India is a major operator of the twin-engined turboprop and HAL has produced approximately 100 Do228s under licence, said Ruag. The Indian Air Force operates 40 in the transport role and the Indian Navy operates 26 in the maritime patrol role. India's armed forces will eventually operate up to 100 Do228s.
The proposed upgrade will see the engines of India's Do228s changed to Do 228NG (Next Generation) standard, with five-bladed composite propellers and a Honeywell TPE331-10 engine.
The HAL offer excludes the upgrade of the Do228's cockpit or avionics to Do228NG standard, which offers a range of avionics improvements and includes a glass cockpit. Ruag added that the upgrade to Do228NG standard is possible and has been offered to other Do228 operators.

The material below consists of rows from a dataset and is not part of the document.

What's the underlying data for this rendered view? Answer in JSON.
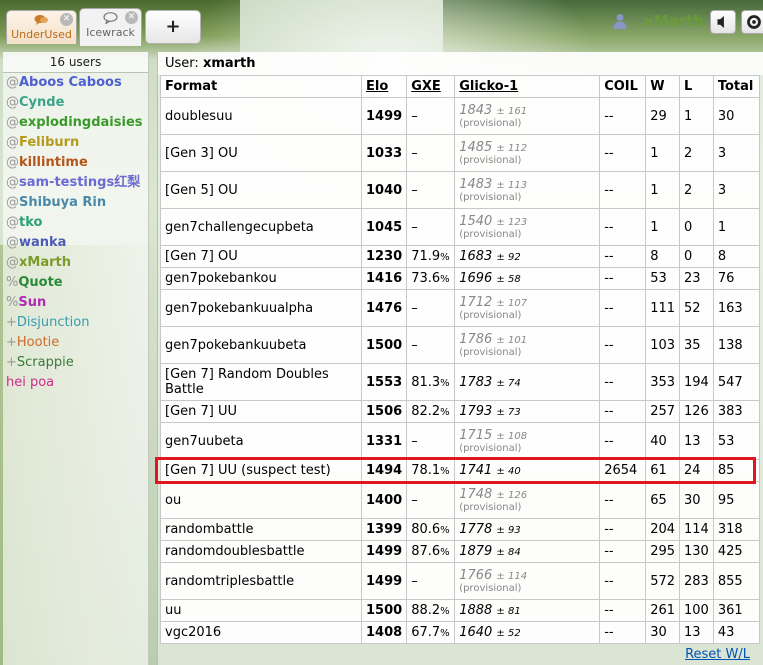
{
  "header": {
    "tabs": [
      {
        "label": "UnderUsed",
        "icon": "chat-bubbles-icon"
      },
      {
        "label": "Icewrack",
        "icon": "chat-bubble-icon"
      }
    ],
    "new_tab_label": "+",
    "username": "xMarth"
  },
  "users": {
    "count_label": "16 users",
    "items": [
      {
        "rank": "@",
        "name": "Aboos Caboos",
        "color": "#4d5fd3",
        "bold": true
      },
      {
        "rank": "@",
        "name": "Cynde",
        "color": "#3aa38a",
        "bold": true
      },
      {
        "rank": "@",
        "name": "explodingdaisies",
        "color": "#3a9a2a",
        "bold": true
      },
      {
        "rank": "@",
        "name": "Feliburn",
        "color": "#b59a1c",
        "bold": true
      },
      {
        "rank": "@",
        "name": "killintime",
        "color": "#b4551a",
        "bold": true
      },
      {
        "rank": "@",
        "name": "sam-testings红梨",
        "color": "#6a6ad0",
        "bold": true
      },
      {
        "rank": "@",
        "name": "Shibuya Rin",
        "color": "#4a8aa8",
        "bold": true
      },
      {
        "rank": "@",
        "name": "tko",
        "color": "#2aa07a",
        "bold": true
      },
      {
        "rank": "@",
        "name": "wanka",
        "color": "#4a5ab5",
        "bold": true
      },
      {
        "rank": "@",
        "name": "xMarth",
        "color": "#7a9a2a",
        "bold": true
      },
      {
        "rank": "%",
        "name": "Quote",
        "color": "#2a8a3a",
        "bold": true
      },
      {
        "rank": "%",
        "name": "Sun",
        "color": "#b02ab5",
        "bold": true
      },
      {
        "rank": "+",
        "name": "Disjunction",
        "color": "#3a9ab0",
        "bold": false
      },
      {
        "rank": "+",
        "name": "Hootie",
        "color": "#d06a2a",
        "bold": false
      },
      {
        "rank": "+",
        "name": "Scrappie",
        "color": "#3a7a3a",
        "bold": false
      },
      {
        "rank": "",
        "name": "hei poa",
        "color": "#d02a8a",
        "bold": false
      }
    ]
  },
  "main": {
    "user_label": "User:",
    "user_value": "xmarth",
    "columns": [
      "Format",
      "Elo",
      "GXE",
      "Glicko-1",
      "COIL",
      "W",
      "L",
      "Total"
    ],
    "provisional_label": "(provisional)",
    "rows": [
      {
        "format": "doublesuu",
        "elo": "1499",
        "gxe": "–",
        "gl": "1843",
        "rd": "± 161",
        "prov": true,
        "coil": "--",
        "w": "29",
        "l": "1",
        "total": "30"
      },
      {
        "format": "[Gen 3] OU",
        "elo": "1033",
        "gxe": "–",
        "gl": "1485",
        "rd": "± 112",
        "prov": true,
        "coil": "--",
        "w": "1",
        "l": "2",
        "total": "3"
      },
      {
        "format": "[Gen 5] OU",
        "elo": "1040",
        "gxe": "–",
        "gl": "1483",
        "rd": "± 113",
        "prov": true,
        "coil": "--",
        "w": "1",
        "l": "2",
        "total": "3"
      },
      {
        "format": "gen7challengecupbeta",
        "elo": "1045",
        "gxe": "–",
        "gl": "1540",
        "rd": "± 123",
        "prov": true,
        "coil": "--",
        "w": "1",
        "l": "0",
        "total": "1"
      },
      {
        "format": "[Gen 7] OU",
        "elo": "1230",
        "gxe": "71.9",
        "gl": "1683",
        "rd": "± 92",
        "prov": false,
        "coil": "--",
        "w": "8",
        "l": "0",
        "total": "8"
      },
      {
        "format": "gen7pokebankou",
        "elo": "1416",
        "gxe": "73.6",
        "gl": "1696",
        "rd": "± 58",
        "prov": false,
        "coil": "--",
        "w": "53",
        "l": "23",
        "total": "76"
      },
      {
        "format": "gen7pokebankuualpha",
        "elo": "1476",
        "gxe": "–",
        "gl": "1712",
        "rd": "± 107",
        "prov": true,
        "coil": "--",
        "w": "111",
        "l": "52",
        "total": "163"
      },
      {
        "format": "gen7pokebankuubeta",
        "elo": "1500",
        "gxe": "–",
        "gl": "1786",
        "rd": "± 101",
        "prov": true,
        "coil": "--",
        "w": "103",
        "l": "35",
        "total": "138"
      },
      {
        "format": "[Gen 7] Random Doubles Battle",
        "elo": "1553",
        "gxe": "81.3",
        "gl": "1783",
        "rd": "± 74",
        "prov": false,
        "coil": "--",
        "w": "353",
        "l": "194",
        "total": "547"
      },
      {
        "format": "[Gen 7] UU",
        "elo": "1506",
        "gxe": "82.2",
        "gl": "1793",
        "rd": "± 73",
        "prov": false,
        "coil": "--",
        "w": "257",
        "l": "126",
        "total": "383"
      },
      {
        "format": "gen7uubeta",
        "elo": "1331",
        "gxe": "–",
        "gl": "1715",
        "rd": "± 108",
        "prov": true,
        "coil": "--",
        "w": "40",
        "l": "13",
        "total": "53"
      },
      {
        "format": "[Gen 7] UU (suspect test)",
        "elo": "1494",
        "gxe": "78.1",
        "gl": "1741",
        "rd": "± 40",
        "prov": false,
        "coil": "2654",
        "w": "61",
        "l": "24",
        "total": "85",
        "highlighted": true
      },
      {
        "format": "ou",
        "elo": "1400",
        "gxe": "–",
        "gl": "1748",
        "rd": "± 126",
        "prov": true,
        "coil": "--",
        "w": "65",
        "l": "30",
        "total": "95"
      },
      {
        "format": "randombattle",
        "elo": "1399",
        "gxe": "80.6",
        "gl": "1778",
        "rd": "± 93",
        "prov": false,
        "coil": "--",
        "w": "204",
        "l": "114",
        "total": "318"
      },
      {
        "format": "randomdoublesbattle",
        "elo": "1499",
        "gxe": "87.6",
        "gl": "1879",
        "rd": "± 84",
        "prov": false,
        "coil": "--",
        "w": "295",
        "l": "130",
        "total": "425"
      },
      {
        "format": "randomtriplesbattle",
        "elo": "1499",
        "gxe": "–",
        "gl": "1766",
        "rd": "± 114",
        "prov": true,
        "coil": "--",
        "w": "572",
        "l": "283",
        "total": "855"
      },
      {
        "format": "uu",
        "elo": "1500",
        "gxe": "88.2",
        "gl": "1888",
        "rd": "± 81",
        "prov": false,
        "coil": "--",
        "w": "261",
        "l": "100",
        "total": "361"
      },
      {
        "format": "vgc2016",
        "elo": "1408",
        "gxe": "67.7",
        "gl": "1640",
        "rd": "± 52",
        "prov": false,
        "coil": "--",
        "w": "30",
        "l": "13",
        "total": "43"
      }
    ],
    "reset_label": "Reset W/L"
  },
  "colors": {
    "highlight": "#e0171f",
    "link": "#0053b3"
  }
}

"The upgrade for the propeller and engine is not complicated," said Ruag. "The engines can be turned in three weeks. An avionics upgrade is much more complex, with turnaround time of approximately six months."
Ruag said there are a number of benefits for the engine and propeller upgrade, such as reduced noise, better power, and higher ground clearance, which is useful when operating from gravel or unprepared runways. The time between overhauls can be as long as 7,000 hours, depending on utilisation.

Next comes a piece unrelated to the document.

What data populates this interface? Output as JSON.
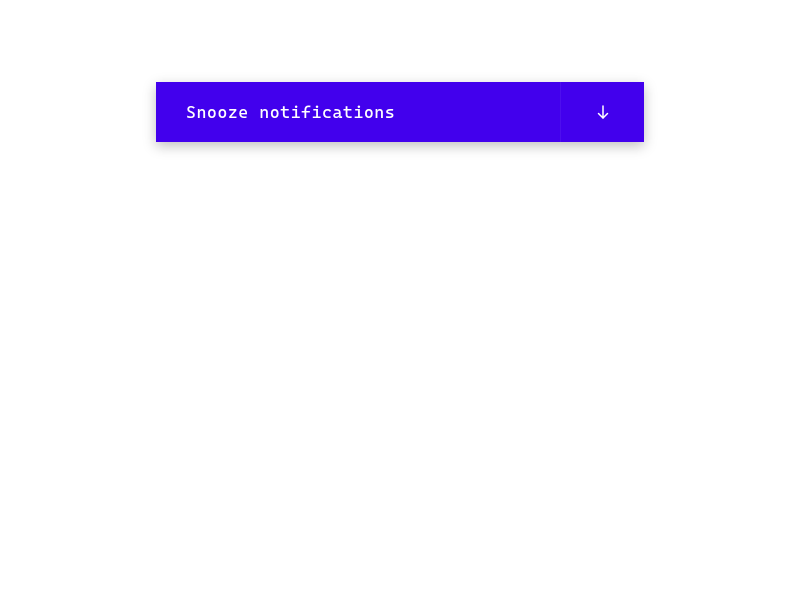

Ruag added that HAL is licensed to produce only the Do228 Classic, not the Do228NG, which is produced solely by Ruag.
The Do228NG is a modernised version of the Do228-212 that first flew in the 1980s.
The Do228NG made its Asian air show debut in early December this year at the Langkawi International Maritime and Aerospace Exhibition in Malaysia. In addition, Ruag is planning to bring the aircraft to the Singapore Air Show in February 2012.